photos by Matt Spence

Award-winning author Audrey Vernick spoke to lower school students about how an idea can grow into a story and eventually become a book. 

“I paid a lot of attention [to where ideas come from] so I could figure it out,” says Vernick. Once she figured that out, the author was eager to share her discovery with children. “You might have a story that you want to illustrate or write, and I believe that stories are what connect us to each other.”

Author Audrey Vernick speaks to Lower School students

Vernick revealed the idea for her first book, co-written with her sister, essentially fell in her lap. But since then, she struggled a bit with creating new stories. Her solution was to listen. “I started paying attention, and I started listening. Sometimes, it’s just me listening to the voice in my head, but It’s almost always about listening to the stories around me.”
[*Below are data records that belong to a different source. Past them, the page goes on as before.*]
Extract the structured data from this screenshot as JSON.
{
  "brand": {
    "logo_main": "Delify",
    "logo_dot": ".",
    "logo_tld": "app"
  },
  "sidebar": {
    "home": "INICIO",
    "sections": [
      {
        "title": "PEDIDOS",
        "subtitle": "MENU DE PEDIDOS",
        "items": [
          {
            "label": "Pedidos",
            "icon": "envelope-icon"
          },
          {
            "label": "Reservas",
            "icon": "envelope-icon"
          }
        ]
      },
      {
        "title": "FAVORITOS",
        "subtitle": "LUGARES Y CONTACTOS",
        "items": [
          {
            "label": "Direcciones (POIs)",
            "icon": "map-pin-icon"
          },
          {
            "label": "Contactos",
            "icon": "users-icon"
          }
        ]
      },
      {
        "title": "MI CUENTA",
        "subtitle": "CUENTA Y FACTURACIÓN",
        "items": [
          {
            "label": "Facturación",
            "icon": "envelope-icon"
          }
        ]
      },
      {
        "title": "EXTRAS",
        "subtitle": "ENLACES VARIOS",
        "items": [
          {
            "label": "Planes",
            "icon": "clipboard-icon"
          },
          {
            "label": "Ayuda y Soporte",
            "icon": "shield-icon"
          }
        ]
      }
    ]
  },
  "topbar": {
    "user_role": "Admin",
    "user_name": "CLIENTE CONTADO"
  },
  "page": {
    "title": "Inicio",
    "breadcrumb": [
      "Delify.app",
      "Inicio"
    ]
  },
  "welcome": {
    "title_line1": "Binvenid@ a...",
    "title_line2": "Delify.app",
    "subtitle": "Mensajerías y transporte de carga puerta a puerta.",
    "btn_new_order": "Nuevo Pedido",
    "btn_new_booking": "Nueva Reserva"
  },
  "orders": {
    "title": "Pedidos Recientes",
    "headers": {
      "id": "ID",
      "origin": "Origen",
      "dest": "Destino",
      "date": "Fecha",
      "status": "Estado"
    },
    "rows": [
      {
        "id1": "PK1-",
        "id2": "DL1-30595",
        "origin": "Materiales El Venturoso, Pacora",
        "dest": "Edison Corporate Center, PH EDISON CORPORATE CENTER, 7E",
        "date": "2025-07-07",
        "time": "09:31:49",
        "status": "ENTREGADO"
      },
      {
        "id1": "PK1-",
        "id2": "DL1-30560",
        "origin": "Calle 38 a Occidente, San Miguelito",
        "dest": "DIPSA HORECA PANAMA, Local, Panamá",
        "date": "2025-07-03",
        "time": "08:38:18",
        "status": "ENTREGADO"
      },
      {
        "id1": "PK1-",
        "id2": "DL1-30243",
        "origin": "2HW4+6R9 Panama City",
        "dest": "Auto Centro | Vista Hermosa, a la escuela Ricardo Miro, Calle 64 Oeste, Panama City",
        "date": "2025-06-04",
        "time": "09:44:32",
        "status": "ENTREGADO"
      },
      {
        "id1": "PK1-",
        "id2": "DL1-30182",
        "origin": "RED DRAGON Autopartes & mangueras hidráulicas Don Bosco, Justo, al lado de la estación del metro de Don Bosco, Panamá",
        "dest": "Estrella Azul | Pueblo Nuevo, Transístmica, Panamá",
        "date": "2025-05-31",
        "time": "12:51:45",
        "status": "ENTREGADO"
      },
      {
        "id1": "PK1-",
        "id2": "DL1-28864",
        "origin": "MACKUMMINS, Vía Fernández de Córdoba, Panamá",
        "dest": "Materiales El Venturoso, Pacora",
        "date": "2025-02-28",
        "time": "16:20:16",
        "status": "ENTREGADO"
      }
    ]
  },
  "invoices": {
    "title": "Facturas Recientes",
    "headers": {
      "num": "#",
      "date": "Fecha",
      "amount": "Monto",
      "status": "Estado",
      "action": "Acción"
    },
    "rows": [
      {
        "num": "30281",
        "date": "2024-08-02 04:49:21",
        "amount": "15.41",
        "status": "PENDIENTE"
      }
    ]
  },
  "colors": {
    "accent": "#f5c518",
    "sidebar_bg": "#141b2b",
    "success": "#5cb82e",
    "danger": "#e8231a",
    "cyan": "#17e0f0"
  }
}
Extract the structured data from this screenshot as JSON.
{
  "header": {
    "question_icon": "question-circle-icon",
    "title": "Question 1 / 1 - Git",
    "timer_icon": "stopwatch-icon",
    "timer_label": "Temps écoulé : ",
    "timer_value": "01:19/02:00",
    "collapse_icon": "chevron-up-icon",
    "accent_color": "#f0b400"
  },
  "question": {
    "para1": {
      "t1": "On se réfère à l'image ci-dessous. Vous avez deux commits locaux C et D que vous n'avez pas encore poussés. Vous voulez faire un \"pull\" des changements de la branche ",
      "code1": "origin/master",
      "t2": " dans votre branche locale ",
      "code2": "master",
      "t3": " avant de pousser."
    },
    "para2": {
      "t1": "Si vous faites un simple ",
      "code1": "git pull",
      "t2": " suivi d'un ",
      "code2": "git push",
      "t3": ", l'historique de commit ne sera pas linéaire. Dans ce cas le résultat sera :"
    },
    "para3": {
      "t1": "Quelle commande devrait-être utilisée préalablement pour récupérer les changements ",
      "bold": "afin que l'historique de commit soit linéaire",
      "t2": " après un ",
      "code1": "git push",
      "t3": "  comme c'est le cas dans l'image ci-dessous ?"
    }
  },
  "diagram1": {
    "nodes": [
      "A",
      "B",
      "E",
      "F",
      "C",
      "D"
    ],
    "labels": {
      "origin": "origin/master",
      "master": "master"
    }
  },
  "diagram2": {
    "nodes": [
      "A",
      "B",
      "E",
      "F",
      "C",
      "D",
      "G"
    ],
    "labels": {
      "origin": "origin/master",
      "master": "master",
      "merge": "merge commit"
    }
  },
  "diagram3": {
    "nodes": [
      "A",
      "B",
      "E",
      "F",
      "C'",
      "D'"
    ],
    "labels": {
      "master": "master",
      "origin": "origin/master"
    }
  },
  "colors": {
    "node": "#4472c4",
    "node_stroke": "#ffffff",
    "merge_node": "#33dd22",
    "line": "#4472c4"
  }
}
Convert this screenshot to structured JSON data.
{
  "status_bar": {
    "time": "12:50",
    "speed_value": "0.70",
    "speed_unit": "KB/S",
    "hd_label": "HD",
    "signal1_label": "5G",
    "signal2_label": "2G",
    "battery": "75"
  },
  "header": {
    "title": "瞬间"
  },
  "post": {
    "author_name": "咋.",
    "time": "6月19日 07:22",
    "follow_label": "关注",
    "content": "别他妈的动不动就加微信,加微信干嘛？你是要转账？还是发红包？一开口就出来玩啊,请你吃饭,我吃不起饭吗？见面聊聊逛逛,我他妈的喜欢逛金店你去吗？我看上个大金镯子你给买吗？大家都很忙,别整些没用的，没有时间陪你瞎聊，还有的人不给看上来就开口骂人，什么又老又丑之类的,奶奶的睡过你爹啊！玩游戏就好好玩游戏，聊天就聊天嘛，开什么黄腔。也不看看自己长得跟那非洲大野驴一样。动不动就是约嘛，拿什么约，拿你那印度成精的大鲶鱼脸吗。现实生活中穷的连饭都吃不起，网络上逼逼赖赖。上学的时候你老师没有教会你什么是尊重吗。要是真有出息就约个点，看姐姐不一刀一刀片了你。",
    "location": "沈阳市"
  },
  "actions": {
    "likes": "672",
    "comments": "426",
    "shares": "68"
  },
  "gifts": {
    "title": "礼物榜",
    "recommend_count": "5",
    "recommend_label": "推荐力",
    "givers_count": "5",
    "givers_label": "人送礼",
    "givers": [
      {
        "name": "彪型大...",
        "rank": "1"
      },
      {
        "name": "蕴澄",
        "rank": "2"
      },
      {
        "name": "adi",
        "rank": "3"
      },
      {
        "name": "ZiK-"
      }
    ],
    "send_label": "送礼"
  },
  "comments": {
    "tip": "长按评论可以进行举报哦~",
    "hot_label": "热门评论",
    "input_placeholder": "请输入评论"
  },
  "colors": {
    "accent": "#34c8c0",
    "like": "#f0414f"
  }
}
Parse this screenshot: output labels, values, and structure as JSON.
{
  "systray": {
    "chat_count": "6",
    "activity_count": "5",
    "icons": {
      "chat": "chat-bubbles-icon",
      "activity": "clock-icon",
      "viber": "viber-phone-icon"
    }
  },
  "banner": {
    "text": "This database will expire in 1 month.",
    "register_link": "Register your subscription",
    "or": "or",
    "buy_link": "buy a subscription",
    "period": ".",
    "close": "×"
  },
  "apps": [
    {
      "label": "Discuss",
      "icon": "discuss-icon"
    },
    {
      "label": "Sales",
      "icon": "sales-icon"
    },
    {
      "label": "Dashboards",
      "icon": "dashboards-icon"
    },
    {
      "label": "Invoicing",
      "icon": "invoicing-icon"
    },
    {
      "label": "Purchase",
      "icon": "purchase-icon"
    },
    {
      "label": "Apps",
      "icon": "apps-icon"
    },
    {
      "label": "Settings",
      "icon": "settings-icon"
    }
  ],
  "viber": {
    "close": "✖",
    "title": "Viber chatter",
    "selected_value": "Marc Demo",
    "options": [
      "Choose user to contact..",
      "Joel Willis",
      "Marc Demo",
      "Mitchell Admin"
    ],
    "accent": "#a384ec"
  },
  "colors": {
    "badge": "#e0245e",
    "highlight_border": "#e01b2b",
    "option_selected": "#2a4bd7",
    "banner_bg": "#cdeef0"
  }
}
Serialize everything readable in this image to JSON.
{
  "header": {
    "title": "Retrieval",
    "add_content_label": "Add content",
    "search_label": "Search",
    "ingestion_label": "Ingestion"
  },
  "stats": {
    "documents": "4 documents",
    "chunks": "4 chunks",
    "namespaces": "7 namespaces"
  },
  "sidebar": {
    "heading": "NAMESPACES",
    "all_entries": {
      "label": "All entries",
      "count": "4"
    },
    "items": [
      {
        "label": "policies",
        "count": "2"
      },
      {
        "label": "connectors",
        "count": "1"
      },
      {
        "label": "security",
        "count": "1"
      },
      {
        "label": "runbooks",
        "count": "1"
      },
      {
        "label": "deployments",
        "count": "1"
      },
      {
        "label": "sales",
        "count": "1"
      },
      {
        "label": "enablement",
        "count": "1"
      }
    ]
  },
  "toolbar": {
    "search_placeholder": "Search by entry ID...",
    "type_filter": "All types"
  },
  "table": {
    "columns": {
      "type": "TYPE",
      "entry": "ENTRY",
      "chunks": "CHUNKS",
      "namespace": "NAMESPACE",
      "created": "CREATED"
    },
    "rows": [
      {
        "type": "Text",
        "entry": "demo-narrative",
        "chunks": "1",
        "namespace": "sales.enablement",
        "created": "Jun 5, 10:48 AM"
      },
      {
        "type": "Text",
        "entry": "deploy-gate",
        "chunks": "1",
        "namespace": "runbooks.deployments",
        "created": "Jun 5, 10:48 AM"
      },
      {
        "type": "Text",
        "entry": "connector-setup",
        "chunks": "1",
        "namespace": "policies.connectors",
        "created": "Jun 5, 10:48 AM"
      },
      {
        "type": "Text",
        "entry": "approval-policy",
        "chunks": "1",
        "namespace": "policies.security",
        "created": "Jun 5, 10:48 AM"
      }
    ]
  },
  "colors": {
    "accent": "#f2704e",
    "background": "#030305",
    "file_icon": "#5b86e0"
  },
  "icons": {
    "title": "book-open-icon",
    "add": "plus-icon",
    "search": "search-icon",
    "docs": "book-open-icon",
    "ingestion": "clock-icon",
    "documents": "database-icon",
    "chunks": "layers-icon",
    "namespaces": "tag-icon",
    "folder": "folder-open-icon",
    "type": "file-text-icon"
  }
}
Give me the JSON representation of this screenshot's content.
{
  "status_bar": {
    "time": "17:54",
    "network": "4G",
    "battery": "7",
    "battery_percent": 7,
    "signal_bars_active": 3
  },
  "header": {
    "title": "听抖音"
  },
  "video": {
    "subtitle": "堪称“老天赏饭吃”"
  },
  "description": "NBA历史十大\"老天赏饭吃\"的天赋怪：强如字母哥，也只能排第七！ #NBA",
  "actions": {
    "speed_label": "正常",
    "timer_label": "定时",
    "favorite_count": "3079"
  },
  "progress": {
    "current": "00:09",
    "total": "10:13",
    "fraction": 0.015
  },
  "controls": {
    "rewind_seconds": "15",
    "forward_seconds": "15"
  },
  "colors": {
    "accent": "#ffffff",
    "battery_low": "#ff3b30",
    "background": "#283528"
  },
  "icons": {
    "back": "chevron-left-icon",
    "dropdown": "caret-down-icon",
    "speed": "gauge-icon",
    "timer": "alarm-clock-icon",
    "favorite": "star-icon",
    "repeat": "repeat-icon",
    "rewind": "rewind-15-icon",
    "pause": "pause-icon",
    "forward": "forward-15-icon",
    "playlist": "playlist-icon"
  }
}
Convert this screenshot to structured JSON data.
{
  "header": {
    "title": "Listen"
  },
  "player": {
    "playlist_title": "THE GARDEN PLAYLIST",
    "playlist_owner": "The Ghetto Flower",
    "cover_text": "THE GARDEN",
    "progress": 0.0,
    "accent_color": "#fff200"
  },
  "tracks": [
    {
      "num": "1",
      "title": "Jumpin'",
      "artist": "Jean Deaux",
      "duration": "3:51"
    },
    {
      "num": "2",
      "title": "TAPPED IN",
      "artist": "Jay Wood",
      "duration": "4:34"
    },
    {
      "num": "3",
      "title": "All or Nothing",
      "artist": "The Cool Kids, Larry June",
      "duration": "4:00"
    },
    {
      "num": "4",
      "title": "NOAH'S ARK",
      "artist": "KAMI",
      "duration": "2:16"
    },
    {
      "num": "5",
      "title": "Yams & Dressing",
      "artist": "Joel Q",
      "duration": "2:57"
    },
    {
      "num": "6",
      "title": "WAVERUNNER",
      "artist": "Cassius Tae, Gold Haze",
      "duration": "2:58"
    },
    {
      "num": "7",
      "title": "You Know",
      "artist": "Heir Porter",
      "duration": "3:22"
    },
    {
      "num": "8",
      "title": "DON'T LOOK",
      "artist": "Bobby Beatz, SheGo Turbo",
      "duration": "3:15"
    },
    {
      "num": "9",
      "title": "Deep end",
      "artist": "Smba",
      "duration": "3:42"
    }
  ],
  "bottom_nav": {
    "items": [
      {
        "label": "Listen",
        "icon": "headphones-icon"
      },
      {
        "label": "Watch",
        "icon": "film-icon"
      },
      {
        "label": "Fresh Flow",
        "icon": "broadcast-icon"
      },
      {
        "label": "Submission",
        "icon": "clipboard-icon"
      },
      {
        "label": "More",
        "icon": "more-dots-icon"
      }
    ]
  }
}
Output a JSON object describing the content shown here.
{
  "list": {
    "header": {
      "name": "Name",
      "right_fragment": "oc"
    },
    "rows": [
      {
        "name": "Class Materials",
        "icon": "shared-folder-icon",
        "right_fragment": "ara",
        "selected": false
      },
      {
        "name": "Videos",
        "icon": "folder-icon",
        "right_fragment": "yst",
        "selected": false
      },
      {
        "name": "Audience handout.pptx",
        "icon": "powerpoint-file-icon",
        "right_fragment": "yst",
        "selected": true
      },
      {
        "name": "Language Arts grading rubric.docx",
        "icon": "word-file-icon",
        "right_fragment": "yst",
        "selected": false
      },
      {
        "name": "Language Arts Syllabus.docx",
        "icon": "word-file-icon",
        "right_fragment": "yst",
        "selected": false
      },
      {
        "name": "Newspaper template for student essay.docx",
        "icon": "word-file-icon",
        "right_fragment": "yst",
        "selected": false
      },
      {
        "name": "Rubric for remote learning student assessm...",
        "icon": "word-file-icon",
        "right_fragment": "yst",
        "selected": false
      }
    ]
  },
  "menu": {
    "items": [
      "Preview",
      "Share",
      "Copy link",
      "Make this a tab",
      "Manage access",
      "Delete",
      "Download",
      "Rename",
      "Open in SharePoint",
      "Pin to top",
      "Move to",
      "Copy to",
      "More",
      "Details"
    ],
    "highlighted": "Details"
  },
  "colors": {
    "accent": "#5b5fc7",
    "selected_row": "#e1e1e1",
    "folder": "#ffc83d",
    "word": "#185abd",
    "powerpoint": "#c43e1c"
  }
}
To illustrate the value of listening, Vernick told a story about an experience she had with pumpkin muffins.That one moment turned into a book about a dog making muffins. She explained to students it was about trusting her inner voice that it would make a good story.

“It taught me something, and it’s something you can use as a way to find [your own] idea: put a character, like a buffalo, in a place you wouldn’t expect to find them, like a kindergarten classroom, and a story almost always pops up.”

One third grader appreciated her advice. “I liked that she gave us a strategy to come up with book ideas. She said we could get a character and put it in an unexpected place.”

Other students agreed, and one added, “I think it’s really cool to meet the author. I’ve never been up close to seeing someone like a real author that I know. So, that was really fun.”

Many students said that they were surprised by the problems Vernick had publishing her first book; 26 publishers rejected the book before the 27th accepted it. 

Vernick recalled feeling frustrated. “People telling you, ‘Nope, it’s not good enough, nope, we don’t love it, or, nope, we’re not going to publish it,’ – to be honest, that part wasn’t that much fun.”

She also admitted feeling self-doubt. “Should I keep trying? Am I crazy?” However, she says enduring the string of rejections was worth it in the end: “I’m really glad my sister and I kept trying because it was really exciting to publish our first book.”

Author visits are a regular part of the school’s mission to inspire life-long learning in the community. Kindergarten teacher Maria Blackburn says, “We aim to host authors who are published, award-winning, and notable in their own respect. Audrey Vernick is also a natural at presenting to school-age children.”